# THE RECORDS
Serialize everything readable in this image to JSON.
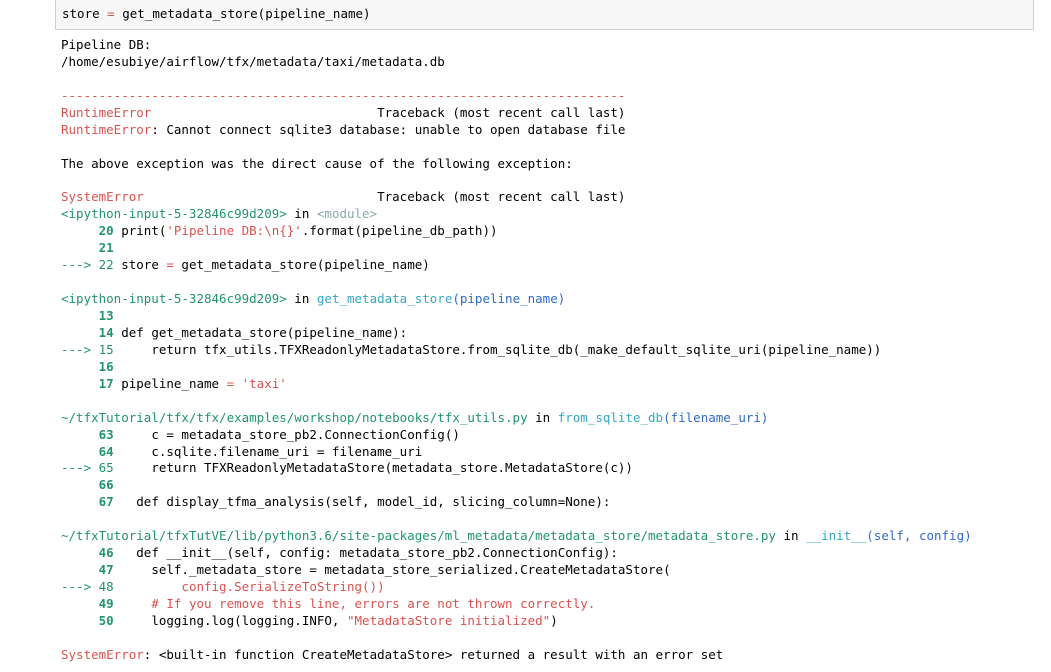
{
  "input_cell": {
    "var": "store",
    "op": " = ",
    "rest": "get_metadata_store(pipeline_name)"
  },
  "output": {
    "db_label": "Pipeline DB:",
    "db_path": "/home/esubiye/airflow/tfx/metadata/taxi/metadata.db",
    "separator": "---------------------------------------------------------------------------",
    "err1_name": "RuntimeError",
    "traceback_hdr": "Traceback (most recent call last)",
    "err1_msg": ": Cannot connect sqlite3 database: unable to open database file",
    "cause_msg": "The above exception was the direct cause of the following exception:",
    "err2_name": "SystemError",
    "frame1": {
      "file": "<ipython-input-5-32846c99d209>",
      "in": " in ",
      "func": "<module>",
      "l20_num": "     20 ",
      "l20_a": "print(",
      "l20_str": "'Pipeline DB:\\n{}'",
      "l20_b": ".format(pipeline_db_path))",
      "l21_num": "     21 ",
      "l22_arrow": "---> 22 ",
      "l22_a": "store ",
      "l22_op": "=",
      "l22_b": " get_metadata_store(pipeline_name)"
    },
    "frame2": {
      "file": "<ipython-input-5-32846c99d209>",
      "in": " in ",
      "func": "get_metadata_store",
      "args": "(pipeline_name)",
      "l13_num": "     13 ",
      "l14_num": "     14 ",
      "l14_code": "def get_metadata_store(pipeline_name):",
      "l15_arrow": "---> 15 ",
      "l15_a": "    return tfx_utils.TFXReadonlyMetadataStore.from_sqlite_db(_make_default_sqlite_uri(pipeline_name))",
      "l16_num": "     16 ",
      "l17_num": "     17 ",
      "l17_a": "pipeline_name ",
      "l17_op": "=",
      "l17_str": " 'taxi'"
    },
    "frame3": {
      "file": "~/tfxTutorial/tfx/tfx/examples/workshop/notebooks/tfx_utils.py",
      "in": " in ",
      "func": "from_sqlite_db",
      "args": "(filename_uri)",
      "l63_num": "     63 ",
      "l63_code": "    c = metadata_store_pb2.ConnectionConfig()",
      "l64_num": "     64 ",
      "l64_code": "    c.sqlite.filename_uri = filename_uri",
      "l65_arrow": "---> 65 ",
      "l65_code": "    return TFXReadonlyMetadataStore(metadata_store.MetadataStore(c))",
      "l66_num": "     66 ",
      "l67_num": "     67 ",
      "l67_code": "  def display_tfma_analysis(self, model_id, slicing_column=None):"
    },
    "frame4": {
      "file": "~/tfxTutorial/tfxTutVE/lib/python3.6/site-packages/ml_metadata/metadata_store/metadata_store.py",
      "in": " in ",
      "func": "__init__",
      "args": "(self, config)",
      "l46_num": "     46 ",
      "l46_code": "  def __init__(self, config: metadata_store_pb2.ConnectionConfig):",
      "l47_num": "     47 ",
      "l47_code": "    self._metadata_store = metadata_store_serialized.CreateMetadataStore(",
      "l48_arrow": "---> 48 ",
      "l48_code": "        config.SerializeToString())",
      "l49_num": "     49 ",
      "l49_code": "    # If you remove this line, errors are not thrown correctly.",
      "l50_num": "     50 ",
      "l50_a": "    logging.log(logging.INFO, ",
      "l50_str": "\"MetadataStore initialized\"",
      "l50_b": ")"
    },
    "final_err_name": "SystemError",
    "final_err_msg": ": <built-in function CreateMetadataStore> returned a result with an error set"
  }
}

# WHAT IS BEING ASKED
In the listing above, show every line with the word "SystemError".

# SOLVED PROBLEM
    "err2_name": "SystemError",
    "final_err_name": "SystemError",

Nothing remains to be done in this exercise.